I have to admit from the start that I love Blue Planet and all those amazing underwater shots of events and places that I'm never likely to see in my lifetime. But even more I love seeing familiar places in all their glory. And I suspect that it is that familiarity, combined with some really stunning visuals that will tempt divers to buy this new DVD. Sure, we've all dived Aliwal Shoal. But have you ever seen a manta ray there, or a school of 40 eagle rays? Ever hovered in a soup of sardines? Or watched two kingfish cause havoc in a feeding shoal? We all have our own memories, favourite sites and best dives. But this 40 minute DVD is a virtual journey, not just over the Shoal, but through the seasons. It starts with footage of the Sardine Run, the biggest migration (in terms of biomass) in the world. Gannets fall like snowflakes, dolphins swim and mate on screen, and of course our favourite predators, the sharks, prowl menacingly. It's winter on the Shoal. The star exhibits, the ragged tooth sharks, are there from the start of the Austral winter until the end of spring, lurking in the gullies and the overhangs. Fish of all colours and varieties flit about as the narrator explains their habitats, feeding habits and social interaction.
There are some great camera work - the mating dances of the octopus (or is it octopi?) are particularly impressive, and we're treated to some of the more unusual residents (and transitory species); the rare tiger angelfish, the blue winged gurnard and the cute-looking pineapple fish. The DVD features the masters of camouflage, the scorpion fish, the paper fish and the clever lure of the angler frogfish. Life on the reef is all about niched prey and predation, feeding habits and symbiosis and these are wonderfully illustrated. But it's presented in a light, entertaining way; you're not being lectured to, but you learn, subtly and gently, to appreciate the delicate eco-system that exists on this amazing limestone reef.

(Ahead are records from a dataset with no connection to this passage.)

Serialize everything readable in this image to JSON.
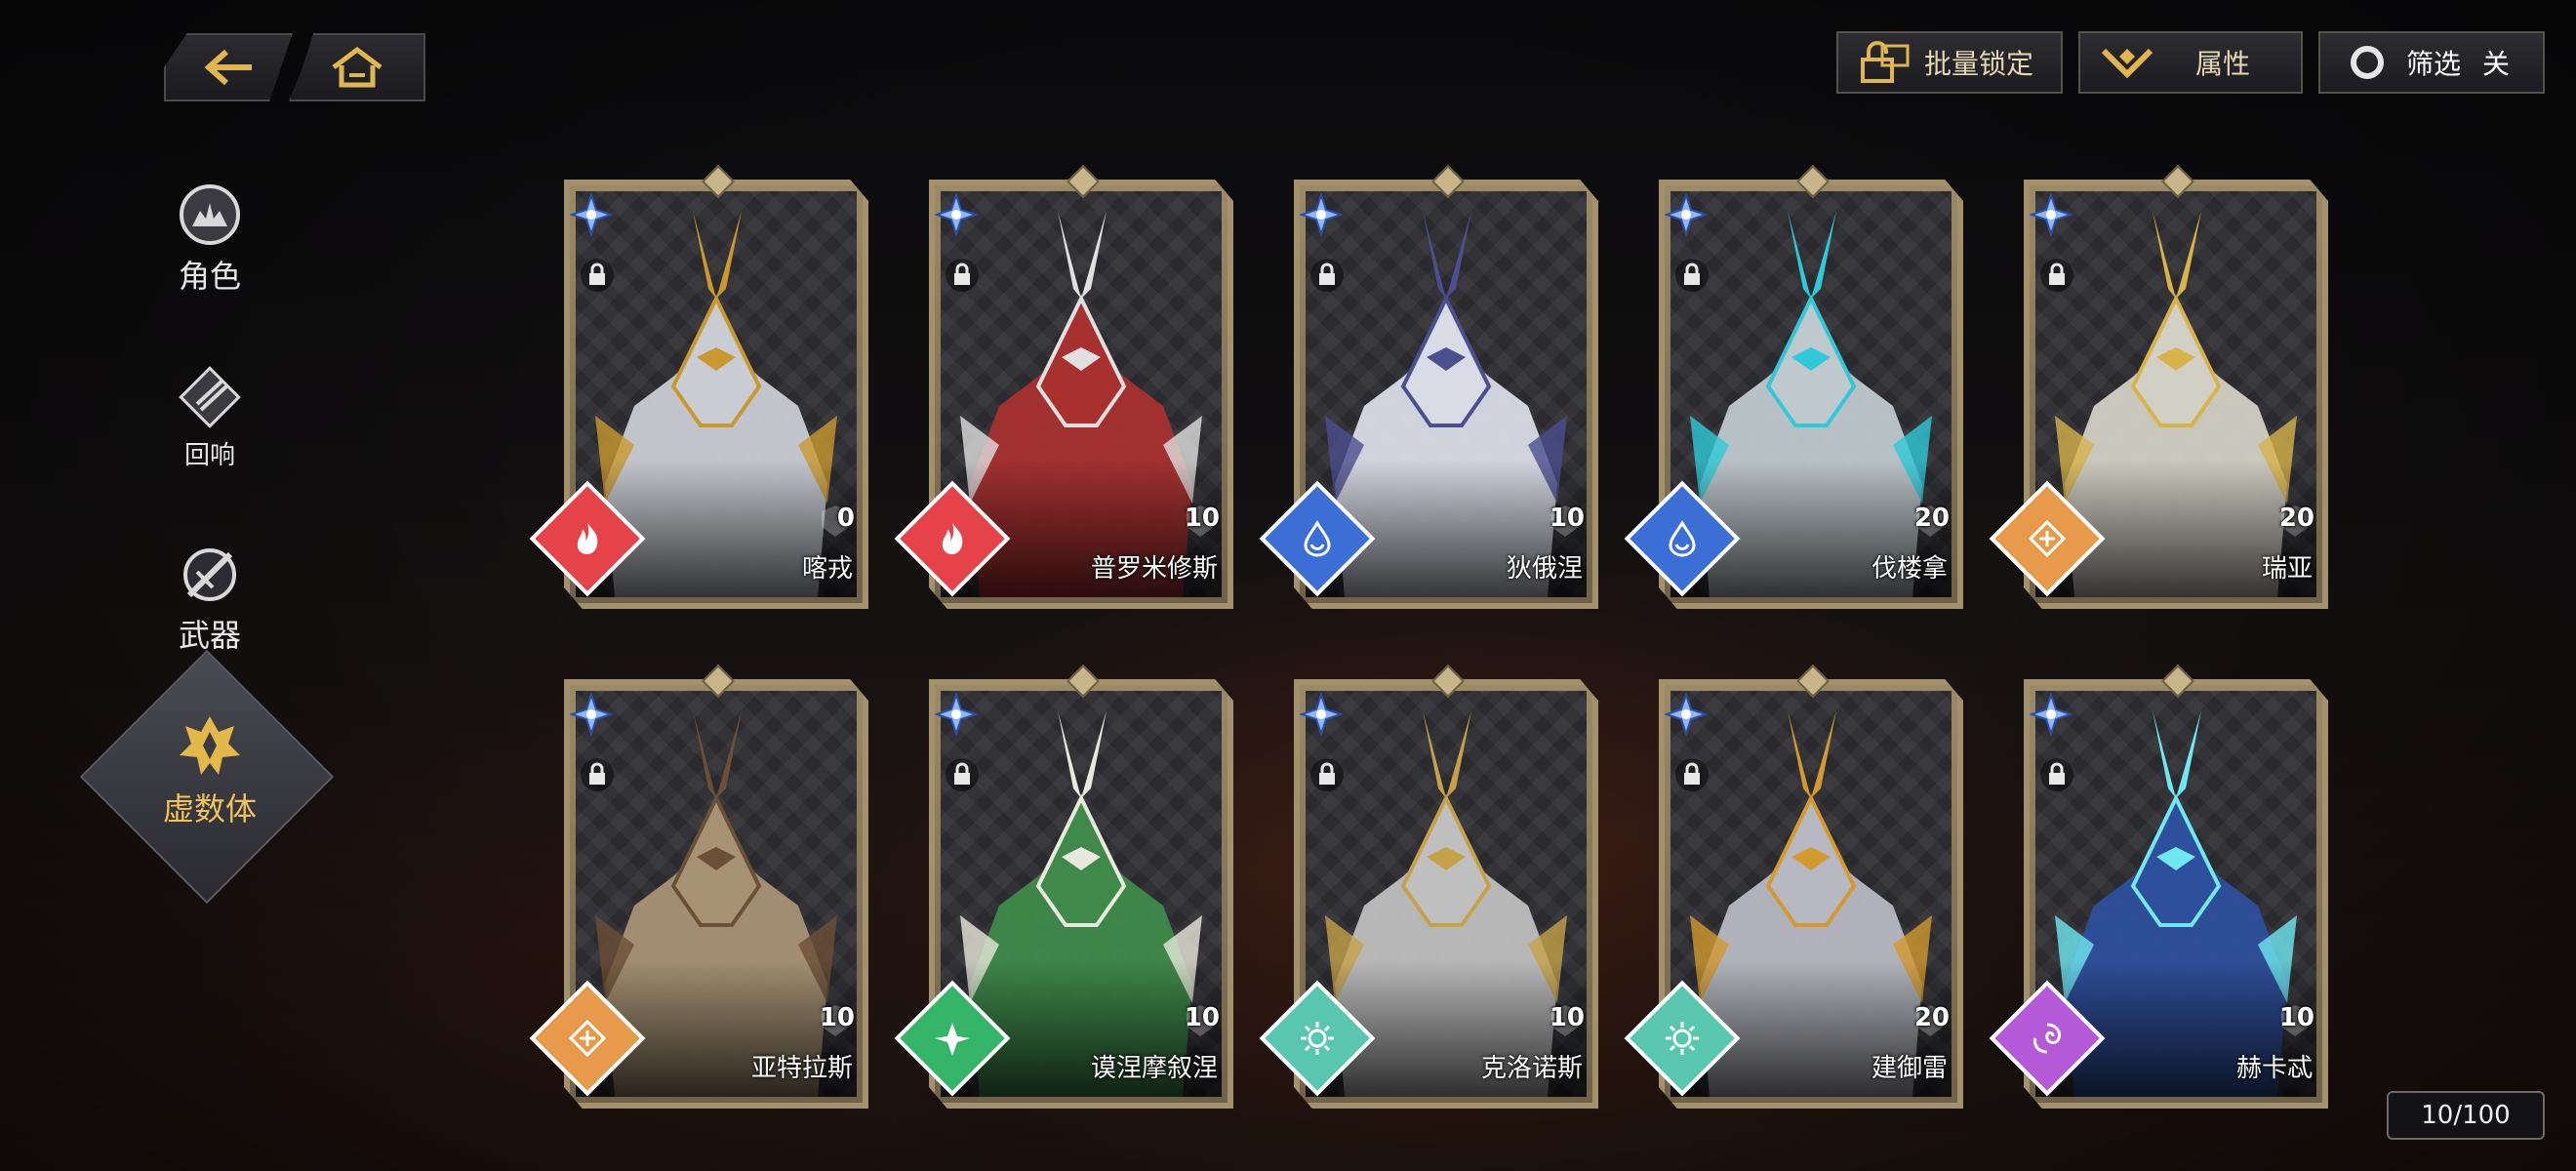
{
  "nav": {
    "back_icon": "back-arrow-icon",
    "home_icon": "home-icon"
  },
  "top_buttons": {
    "batch_lock": "批量锁定",
    "attributes": "属性",
    "filter": "筛选",
    "filter_state": "关"
  },
  "sidebar": {
    "items": [
      {
        "label": "角色",
        "icon": "character-icon"
      },
      {
        "label": "回响",
        "icon": "echo-icon"
      },
      {
        "label": "武器",
        "icon": "weapon-icon"
      },
      {
        "label": "虚数体",
        "icon": "imaginary-icon",
        "active": true
      }
    ]
  },
  "cards": [
    {
      "name": "喀戎",
      "level": "0",
      "element": "fire",
      "element_color": "#e5424a",
      "art_color": "#c9ccd3",
      "accent": "#c9982e"
    },
    {
      "name": "普罗米修斯",
      "level": "10",
      "element": "fire",
      "element_color": "#e5424a",
      "art_color": "#a8302f",
      "accent": "#e0e0e0"
    },
    {
      "name": "狄俄涅",
      "level": "10",
      "element": "water",
      "element_color": "#3b6fd6",
      "art_color": "#d9dbe6",
      "accent": "#4b4f8f"
    },
    {
      "name": "伐楼拿",
      "level": "20",
      "element": "water",
      "element_color": "#3b6fd6",
      "art_color": "#bfc8cc",
      "accent": "#2fc9d8"
    },
    {
      "name": "瑞亚",
      "level": "20",
      "element": "earth",
      "element_color": "#e69a4a",
      "art_color": "#d2d0c4",
      "accent": "#d7b34a"
    },
    {
      "name": "亚特拉斯",
      "level": "10",
      "element": "earth",
      "element_color": "#e69a4a",
      "art_color": "#a89274",
      "accent": "#6b4f36"
    },
    {
      "name": "谟涅摩叙涅",
      "level": "10",
      "element": "wind",
      "element_color": "#35b56a",
      "art_color": "#3f8a4a",
      "accent": "#e8e8dc"
    },
    {
      "name": "克洛诺斯",
      "level": "10",
      "element": "light",
      "element_color": "#59c7b0",
      "art_color": "#bfbfbf",
      "accent": "#c5a24a"
    },
    {
      "name": "建御雷",
      "level": "20",
      "element": "light",
      "element_color": "#59c7b0",
      "art_color": "#b7b8c1",
      "accent": "#d29a2f"
    },
    {
      "name": "赫卡忒",
      "level": "10",
      "element": "void",
      "element_color": "#b45ad8",
      "art_color": "#2e4f9c",
      "accent": "#6fe8f0"
    }
  ],
  "counter": "10/100"
}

As spring gives way to summer a different kaleidoscope of marine life takes centre stage. Turtles are frequently seen on dives; sand sharks and rays forage in the sandy patches and swim, often in large shoals in the sunlit water near the ocean surface. As the water warms up, one of the Shoal's most beautiful visitors makes an appearance. The shots of feeding manta rays, their mouths and gills open as they filter plankton out of the water, are spectacular. And of course we have the crowd-pulling turtles - including a particularly entertaining interaction where a photographer enjoys a close encounter. The turtle is clearly intrigued by his camera and strobe and won't leave him alone - every photographer's dream. More than one turtle carries the scars of interactions with one of its major predators, the beautiful, distinctive tiger shark, one of the Shoal's apex predators and that too is captured in glorious Technicolor.
As summer progresses the reef becomes a nursery with huge shoals of juvenile fish clothing the rocks and filling the gullies. The parents aggressively defend their eggs but the camera does not shy away from the harsh realities of feeding frenzies when the defences are broken. The arrival of big game fish and dolphins announce the arrival of autumn and then winter and weâ€™ve come full circle. The raggies are back again; millions of sardines and their accompanying predators once again draw the crowds. Seasons of Aliwal Shoal is an inspiring snapshot of life beneath the waves, as well as a useful tool for planning a dive holiday according to the type of marine activity you hope to experience. Buy it, and enjoy. I certainly did.